Thin shells are found in nature at scales ranging from viruses to hens' eggs; the stiffness of such shells is essential for their function. We present the results of numerical simulations and theoretical analyses for the indentation of ellipsoidal and cylindrical elastic shells, considering both pressurized and unpressurized shells. We provide a theoretical foundation for the experimental findings of Lazarus etal. [following paper, Phys. Rev. Lett. 109, 144301 (2012)PRLTAO0031-9007] and for previous work inferring the turgor pressure of bacteria from measurements of their indentation stiffness; we also identify a new regime at large indentation. We show that the indentation stiffness of convex shells is dominated by either the mean or Gaussian curvature of the shell depending on the pressurization and indentation depth.

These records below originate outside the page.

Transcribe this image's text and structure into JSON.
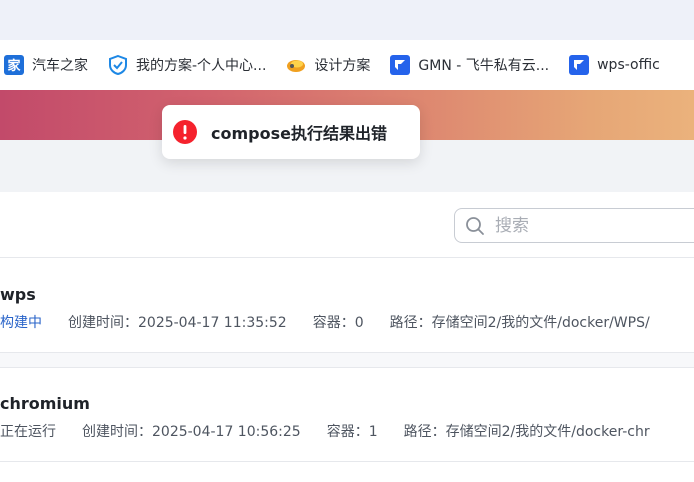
{
  "bookmarks": [
    {
      "label": "汽车之家",
      "icon": "autohome-icon"
    },
    {
      "label": "我的方案-个人中心...",
      "icon": "shield-check-icon"
    },
    {
      "label": "设计方案",
      "icon": "design-icon"
    },
    {
      "label": "GMN - 飞牛私有云...",
      "icon": "fnos-icon"
    },
    {
      "label": "wps-offic",
      "icon": "fnos-icon"
    }
  ],
  "toast": {
    "message": "compose执行结果出错",
    "icon": "error-circle-icon",
    "color": "#f5222d"
  },
  "search": {
    "placeholder": "搜索"
  },
  "projects": [
    {
      "name": "wps",
      "status": "构建中",
      "created": "创建时间：2025-04-17 11:35:52",
      "containers": "容器：0",
      "path": "路径：存储空间2/我的文件/docker/WPS/"
    },
    {
      "name": "chromium",
      "status": "正在运行",
      "created": "创建时间：2025-04-17 10:56:25",
      "containers": "容器：1",
      "path": "路径：存储空间2/我的文件/docker-chr"
    }
  ]
}
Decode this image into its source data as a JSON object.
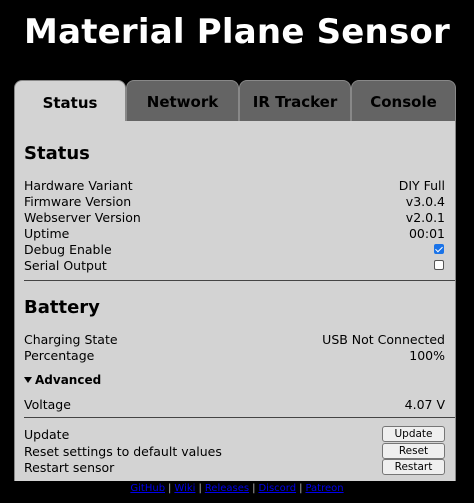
{
  "app": {
    "title": "Material Plane Sensor"
  },
  "tabs": [
    {
      "label": "Status"
    },
    {
      "label": "Network"
    },
    {
      "label": "IR Tracker"
    },
    {
      "label": "Console"
    }
  ],
  "status": {
    "heading": "Status",
    "rows": [
      {
        "label": "Hardware Variant",
        "value": "DIY Full"
      },
      {
        "label": "Firmware Version",
        "value": "v3.0.4"
      },
      {
        "label": "Webserver Version",
        "value": "v2.0.1"
      },
      {
        "label": "Uptime",
        "value": "00:01"
      }
    ],
    "debug_label": "Debug Enable",
    "debug_checked": true,
    "serial_label": "Serial Output",
    "serial_checked": false
  },
  "battery": {
    "heading": "Battery",
    "charging_label": "Charging State",
    "charging_value": "USB Not Connected",
    "percentage_label": "Percentage",
    "percentage_value": "100%",
    "advanced_label": "Advanced",
    "voltage_label": "Voltage",
    "voltage_value": "4.07 V"
  },
  "actions": {
    "update_label": "Update",
    "update_button": "Update",
    "reset_label": "Reset settings to default values",
    "reset_button": "Reset",
    "restart_label": "Restart sensor",
    "restart_button": "Restart"
  },
  "footer": {
    "links": [
      "GitHub",
      "Wiki",
      "Releases",
      "Discord",
      "Patreon"
    ],
    "separator": "|"
  }
}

Our results reveal how geometry rules the rigidity of shells. © 2012 American Physical Society.
Bibliographical noteKAUST Repository Item: Exported on 2020-10-01

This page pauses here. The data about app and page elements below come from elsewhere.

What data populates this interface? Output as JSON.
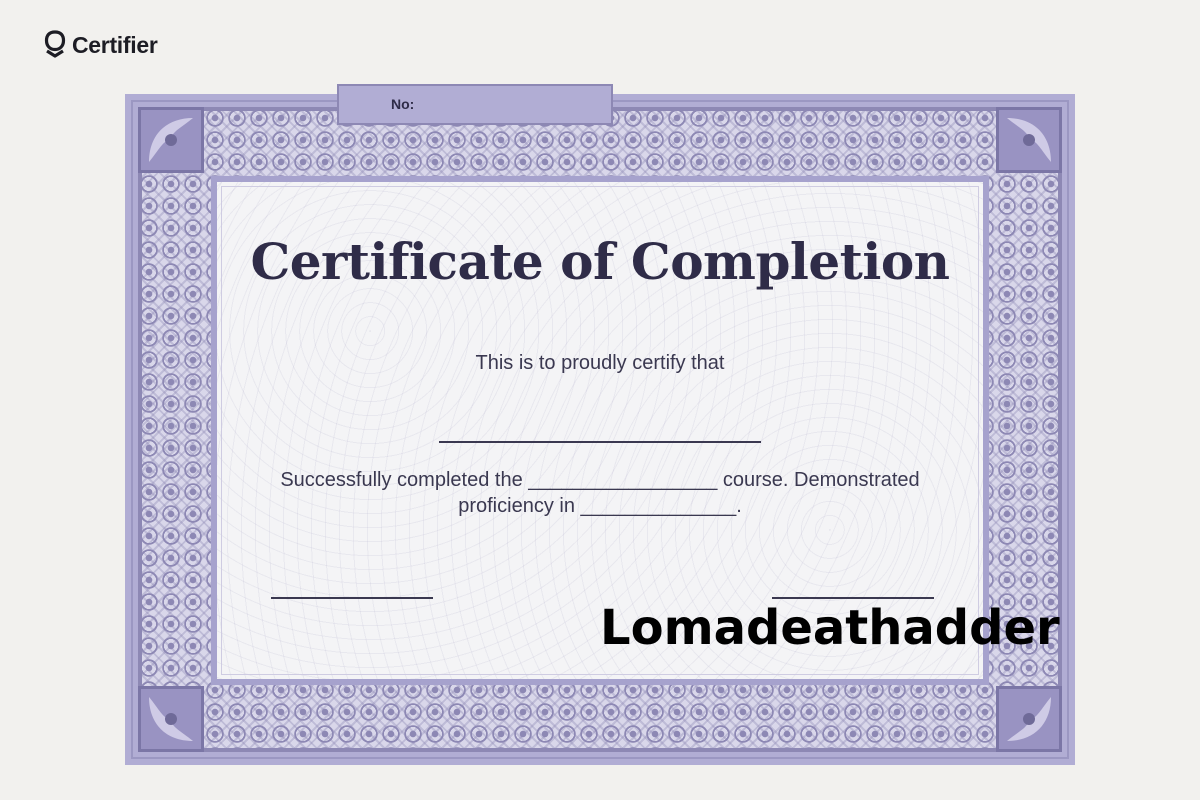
{
  "brand": {
    "name": "Certifier",
    "icon": "shield-check-icon"
  },
  "certificate": {
    "number_label": "No:",
    "title": "Certificate of Completion",
    "intro": "This is to proudly certify that",
    "body_line1": "Successfully completed the _________________ course. Demonstrated",
    "body_line2": "proficiency in ______________."
  },
  "overlay_text": "Lomadeathadder",
  "colors": {
    "frame": "#b1add4",
    "frame_dark": "#8d88b4",
    "panel": "#f4f4f6",
    "text": "#2f2c48",
    "page_bg": "#f2f1ee"
  }
}
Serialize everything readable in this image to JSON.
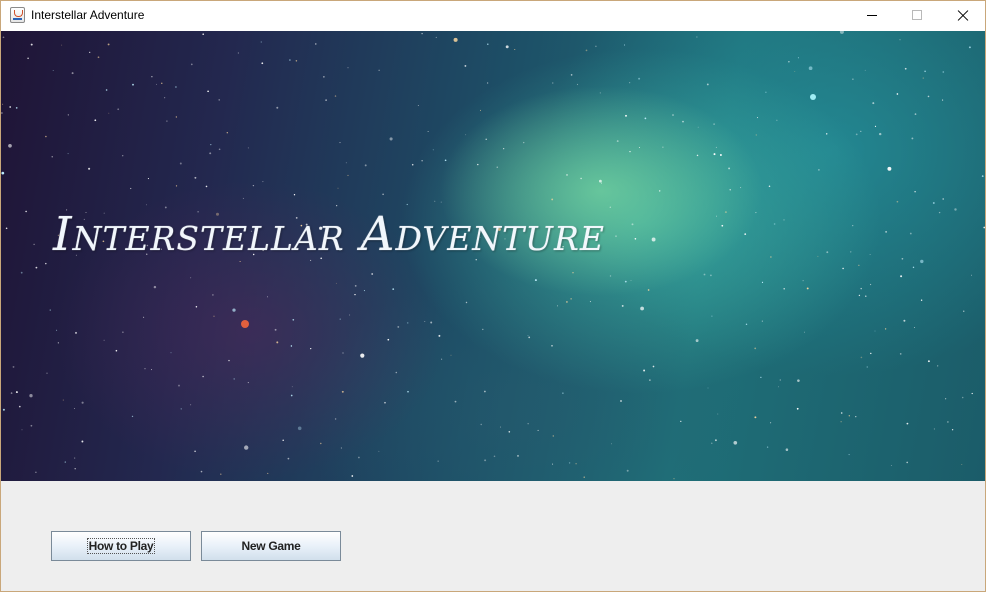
{
  "window": {
    "title": "Interstellar Adventure",
    "icon": "java-cup-icon",
    "controls": [
      "minimize-icon",
      "maximize-icon",
      "close-icon"
    ]
  },
  "banner": {
    "title": "Interstellar Adventure",
    "background": "starry-nebula-image"
  },
  "menu": {
    "how_to_play_label": "How to Play",
    "new_game_label": "New Game"
  },
  "colors": {
    "panel": "#eeeeee",
    "title_text": "#f5faff",
    "window_border": "#c9a77a"
  }
}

Acknowledged KAUST grant number(s): KUK-C1-013-04
Acknowledgements: This publication is based on work supported in part by Grant No. KUK-C1-013-04, made by King Abdullah University of Science and Technology (KAUST) (D. V.). A. A. and A. V. are thankful for the support of NSF CMMI Grant No. 1149750. A. B. was supported by ANR-10BLAN-1516. During the completion of this work, we benefited from discussions with A. Lazarus and P. Reis about their experiments on a similar system .
This publication acknowledges KAUST support, but has no KAUST affiliated authors.